§ Task statement:
From the entries that follow, list every line in which the string "Options" appears.

§ Items from an interface collection:

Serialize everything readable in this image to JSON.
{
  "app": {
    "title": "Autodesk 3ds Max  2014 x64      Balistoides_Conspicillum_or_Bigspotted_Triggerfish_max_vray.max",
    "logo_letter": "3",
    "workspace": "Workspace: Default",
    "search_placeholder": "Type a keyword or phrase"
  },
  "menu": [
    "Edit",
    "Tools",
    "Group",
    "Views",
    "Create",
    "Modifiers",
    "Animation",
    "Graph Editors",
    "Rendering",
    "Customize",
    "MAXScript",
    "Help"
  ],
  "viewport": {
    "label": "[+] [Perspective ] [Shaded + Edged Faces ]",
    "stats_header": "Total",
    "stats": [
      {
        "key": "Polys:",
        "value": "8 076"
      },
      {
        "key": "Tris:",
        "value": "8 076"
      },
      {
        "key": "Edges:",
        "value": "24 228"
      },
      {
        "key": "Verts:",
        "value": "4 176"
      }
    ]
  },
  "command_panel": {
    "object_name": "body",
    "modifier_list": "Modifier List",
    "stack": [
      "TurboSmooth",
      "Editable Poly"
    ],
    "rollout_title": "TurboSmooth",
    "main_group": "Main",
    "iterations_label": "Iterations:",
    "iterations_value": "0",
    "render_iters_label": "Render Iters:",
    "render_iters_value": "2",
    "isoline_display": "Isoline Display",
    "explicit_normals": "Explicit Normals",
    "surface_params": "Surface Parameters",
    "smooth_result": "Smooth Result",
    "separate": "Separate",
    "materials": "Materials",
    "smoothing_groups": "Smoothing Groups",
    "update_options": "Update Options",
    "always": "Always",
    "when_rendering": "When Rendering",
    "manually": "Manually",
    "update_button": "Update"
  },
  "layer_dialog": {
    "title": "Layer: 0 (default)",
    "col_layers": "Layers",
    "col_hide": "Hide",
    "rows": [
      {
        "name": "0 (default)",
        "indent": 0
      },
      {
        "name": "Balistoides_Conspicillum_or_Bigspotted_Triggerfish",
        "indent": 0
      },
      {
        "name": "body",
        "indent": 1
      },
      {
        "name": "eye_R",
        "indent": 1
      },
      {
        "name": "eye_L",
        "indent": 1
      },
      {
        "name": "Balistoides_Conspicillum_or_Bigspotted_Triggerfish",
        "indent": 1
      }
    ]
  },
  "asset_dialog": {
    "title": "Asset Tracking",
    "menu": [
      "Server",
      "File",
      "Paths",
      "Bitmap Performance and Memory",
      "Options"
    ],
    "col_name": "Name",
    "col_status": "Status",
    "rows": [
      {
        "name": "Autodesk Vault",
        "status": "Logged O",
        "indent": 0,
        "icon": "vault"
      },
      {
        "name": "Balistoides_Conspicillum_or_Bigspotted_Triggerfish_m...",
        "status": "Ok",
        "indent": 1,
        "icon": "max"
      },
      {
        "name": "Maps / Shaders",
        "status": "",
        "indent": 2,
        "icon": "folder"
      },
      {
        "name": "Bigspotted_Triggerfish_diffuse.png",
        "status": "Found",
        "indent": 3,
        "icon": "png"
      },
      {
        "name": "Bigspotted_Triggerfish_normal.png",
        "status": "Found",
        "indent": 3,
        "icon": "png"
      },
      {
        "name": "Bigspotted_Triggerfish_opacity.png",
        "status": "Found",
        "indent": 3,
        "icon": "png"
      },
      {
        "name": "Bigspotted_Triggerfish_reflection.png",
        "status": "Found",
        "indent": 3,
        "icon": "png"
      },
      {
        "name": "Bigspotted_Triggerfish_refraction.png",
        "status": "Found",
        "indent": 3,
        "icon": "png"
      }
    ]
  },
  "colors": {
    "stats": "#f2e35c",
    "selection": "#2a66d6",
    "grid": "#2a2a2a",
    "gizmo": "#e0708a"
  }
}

§ Solved problem:
    "update_options": "Update Options",
      "Options"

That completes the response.